A child who grows up in Pittsburgh, PA with parents who earn in the 10th percentile, ends up, on average, in the 40th percentile based on data from Raj Chetty and Nathaniel Hendren, Harvard, and Patrick Kline and Emmanuel Saez, U.C. Berkeley (interactive graphics by the NYTimes). These researchers are part of the Equality of Opportunity Project which finds (1) upward income mobility varies substantially within the U.S. Areas with greater mobility tend to have five characteristics: less segregation, less income inequality, better schools, greater social capital, and more stable families, (2) Contrary to popular perception, economic mobility has not changed significantly over time; however, it is consistently lower in the U.S. than in most developed countries.
Pittsburgh has one of the highest mobility rates compared to Atlanta or Memphis. As a whole, kids have a better chance rising out of poverty in the Northeast, Great Plains and West compared to the Southeast and industrial Midwest.
What are the policy implications for these findings? Racial discrimination is playing a role but investment in education and community development will result in poverty reduction and higher income mobility. Details, details, details.
"We are so desperate for jobs in West Virginia, we don't want to do anything that pushes industry out," said Maya Nye, president of People Concerned About Chemical Safety (excerpt from the NYTimes). Last week, MCHM, a chemical used to wash coal leaked from a storage tank into the Elk River in Charleston, W. Va. depriving safe water to about 300,000 residents in the "Chemical Valley."
This latest calamity stirs up the classic clash of jobs-vs-the-environment. Drilling for natural gas by hydraulic fracking, New Jersey Pinelands natural gas pipeline and the Keystone XL are just some examples. The debate pitches industries, towns, workers against environmental groups but jobs seem to trump everything especially when the economy is just dragging. Of course, the health consequences to environmental degradation is palpable. A analysis of China’s Huai River policy, which provided free winter heating via the provision of coal for boilers in cities north of the Huai River but denied heat to the south, results in life expectancies about 5.5 y lower in the north owing to an increased incidence of cardiorespiratory mortality.
It is sometimes difficult to assess the health risks to a community or even when the risk is statistically real, the priority on everyday survival often takes precedence. We see this in our patients making choices about prevention practices such as smoking cessation, eating healthier or quitting a job that is stressful, physically painful or killing you slowly with toxins over years. The inertia is overpowering especially when patients have limited options or coping ability and overwhelming pressing needs. Furthermore, our society feeds on vulnerable people who have a scarcity mindset.

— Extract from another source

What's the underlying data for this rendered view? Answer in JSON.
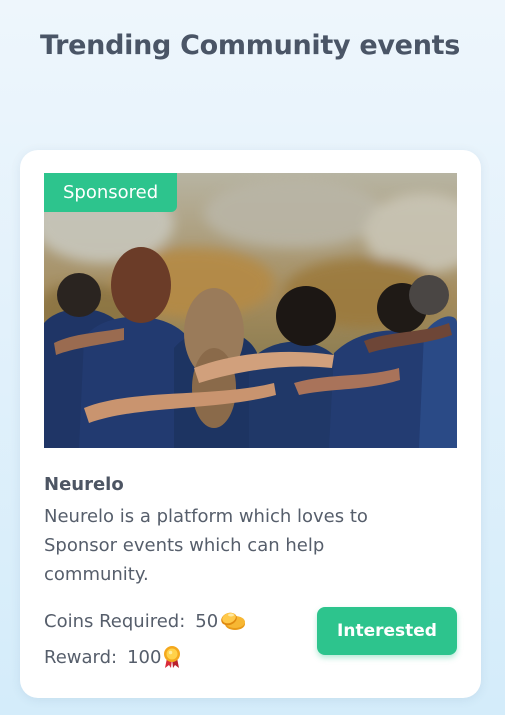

We should NOT have to trade personal health or environmental health for livelihood and opportunities. What we need more than technological innovations is social innovations. Perhaps the chemical spill in W. Va. could be averted with better regulations or economic development that is less dependent on coal and fossil fuel. We also need to focus on strengthening the public health emergency response, educating ourselves about risk-reducing strategies and engender a collective responsibility for each other well-being as w communities and global growth. In health care, we call this single-payer!
"I wish to do something Great and Wonderful, but I must start by doing the little things like they were Great and Wonderful"